It didn't take long for calls to privatize the FAA to surface following the agency’s announcement on Sunday that due to sequester cuts of $637 million (out of its $16 billion budget), all 47,000 of its employees, including 15,000 air traffic controllers, were being furloughed. The resulting delays were especially noticeable at high-traffic centers like New York City, Dallas-Fort Worth, and Los Angeles. FAA Administrator Michael Hurta said his agency “could find no other way” to respond to the mandated cuts but to inflict maximum pain on travelers dependent upon schedules and efficiency.
Peter Ferrara, writing at the American Spectator, said the cuts were deliberate, designed to score political points and pin the blame for the delays on recalcitrant Republicans:
If you are an air traveler this week, you might get a dose of how it feels to be deliberately abused by your government to score political points….
This week the Federal Aviation Administration (FAA) began imposing artificial, unnecessary delays on air travel, particularly out of high profile airports around New York, Washington, and Los Angeles. The FAA and the Obama Administration blame that on the sequester cuts, which they blame on the Republicans.
Chris Edwards, editor of the Cato Institute’s Downsizing Government project, said that the real problem is that the FAA is run like a bureaucracy instead of like a business. It has suffered for years from cost overruns, the inability to manage new software programs designed to smooth traffic flow, and lack of accountability.
For example, in 2004 the agency embarked on a massive upgrade called NextGen, with an estimated cost of $2 billion. It was supposed to be fully operational by the end of 2010, but delays pushed it back for a year. Then, in June 2011, the project was “rebaselined” and a new target date of 2014 was established for full implementation, along with an estimated cost overrun of $330 million. According to Aviation Week, that was too optimistic and further delays are likely, and the cost overruns will likely exceed $500 million.
When the Government Accounting Office (GAO) looked at it, it found that “costs for 11 of the 30 programs [involved with NextGen] have increased from their initial estimates by a total of $4.2 billion and 15 [of them have] experienced delays … rang[ing] from 2 months to more than 14 years.” The GAO went on to say that of the four programs it selected to analyze in depth, the FAA “is not consistently following the characteristics of high-quality cost estimates and scheduling best practices.”
Why should they? What incentive is there to follow “best practices” when the agency can always run to Congress for more money? As scholars Chris Edwards and Robert Poole of Cato explained:
As a government agency, the FAA is not designed to judge risks, aim at the most efficient investments, manage people to produce results, reward excellence, or punish incompetence.

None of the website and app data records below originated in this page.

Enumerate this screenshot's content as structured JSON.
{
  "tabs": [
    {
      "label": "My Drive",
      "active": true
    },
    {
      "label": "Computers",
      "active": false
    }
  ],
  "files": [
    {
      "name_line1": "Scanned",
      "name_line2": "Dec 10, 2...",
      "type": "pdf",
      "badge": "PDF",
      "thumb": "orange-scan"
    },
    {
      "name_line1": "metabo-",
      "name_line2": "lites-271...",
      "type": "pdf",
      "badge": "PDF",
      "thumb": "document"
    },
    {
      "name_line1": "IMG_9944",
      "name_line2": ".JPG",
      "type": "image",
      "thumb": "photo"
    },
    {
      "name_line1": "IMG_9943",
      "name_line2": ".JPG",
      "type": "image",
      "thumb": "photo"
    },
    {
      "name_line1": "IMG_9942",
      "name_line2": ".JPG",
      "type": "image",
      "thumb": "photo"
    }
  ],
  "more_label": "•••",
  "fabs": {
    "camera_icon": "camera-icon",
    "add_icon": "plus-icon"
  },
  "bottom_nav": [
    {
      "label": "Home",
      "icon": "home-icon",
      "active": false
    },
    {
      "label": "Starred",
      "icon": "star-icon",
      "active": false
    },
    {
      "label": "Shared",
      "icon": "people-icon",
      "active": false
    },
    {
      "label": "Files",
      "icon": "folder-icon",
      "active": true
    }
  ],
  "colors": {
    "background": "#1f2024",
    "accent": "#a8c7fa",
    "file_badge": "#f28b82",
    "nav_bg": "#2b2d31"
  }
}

The only answer to such extravagance and waste is to privatize the FAA, according to these researchers. A new company, FAA Incorporated, could be set up with no links to the federal government. This would allow it to operate under free market principles, creating agreements with airlines to provide air traffic control services on a fee-for-service basis. It would be answerable to private investors and other stakeholders and would have the incentive to provide service at a profit.
It’s been done before. In the past 20 years, 50 countries have turned over those functions to private companies. In Great Britain the private company running air traffic control is financed entirely by user fees and is owned by the airlines, airports, and its employees. In 1996, Canada privatized its air traffic control functions with the creation of Nav Canada, a private corporation that derives its revenues not from Canadian taxpayers but from the users of its services: the airlines and its customers. Nav Canada is fully disclosed and completely transparent in its financial records and in its safety plans. It now ranks in the top 10 percent for safety of all air navigation services in the world.
When Suffolk University Law School looked at those services, it concluded:
Service quality has improved in most cases. Several have successfully modernized workplace technologies. The safety records of [these services] are not adversely affected by commercialization, and in some cases safety is improved. Costs are generally reduced, sometimes significantly.
Calls for privatization in the current environment will likely fall on deaf ears. Instead, the political advantage of using agencies such as the FAA to put pressure on reluctant members of Congress to eliminate sequester cuts and let the government continue to spend without limit is too great. The mindset that the government can run everything will end when it runs out of money. Then, free market solutions to problems like these will likely generate much more traction.